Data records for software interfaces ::
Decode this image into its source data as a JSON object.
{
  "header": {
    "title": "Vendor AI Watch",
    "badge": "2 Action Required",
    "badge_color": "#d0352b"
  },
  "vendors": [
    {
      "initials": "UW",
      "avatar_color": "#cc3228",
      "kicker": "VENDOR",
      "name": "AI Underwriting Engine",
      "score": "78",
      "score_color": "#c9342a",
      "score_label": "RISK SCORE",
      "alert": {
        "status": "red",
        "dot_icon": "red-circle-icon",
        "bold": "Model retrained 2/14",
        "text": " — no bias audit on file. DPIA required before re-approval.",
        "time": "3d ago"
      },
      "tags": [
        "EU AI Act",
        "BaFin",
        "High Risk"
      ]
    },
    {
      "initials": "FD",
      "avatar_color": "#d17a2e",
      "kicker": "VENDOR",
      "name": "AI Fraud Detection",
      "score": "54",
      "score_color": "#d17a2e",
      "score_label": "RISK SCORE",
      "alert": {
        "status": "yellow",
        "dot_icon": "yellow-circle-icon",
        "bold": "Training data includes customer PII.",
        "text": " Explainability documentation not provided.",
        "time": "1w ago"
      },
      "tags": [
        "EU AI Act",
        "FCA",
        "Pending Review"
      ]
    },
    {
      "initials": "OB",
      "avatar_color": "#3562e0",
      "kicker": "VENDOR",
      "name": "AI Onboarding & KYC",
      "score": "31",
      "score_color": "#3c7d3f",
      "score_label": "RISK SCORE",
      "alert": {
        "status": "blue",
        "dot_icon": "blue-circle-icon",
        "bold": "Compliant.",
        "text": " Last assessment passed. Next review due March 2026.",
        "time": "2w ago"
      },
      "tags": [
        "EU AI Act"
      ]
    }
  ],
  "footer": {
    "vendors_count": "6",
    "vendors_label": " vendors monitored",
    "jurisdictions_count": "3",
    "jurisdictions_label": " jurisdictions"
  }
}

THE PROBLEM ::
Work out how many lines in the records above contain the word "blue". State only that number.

ANSWER ::
2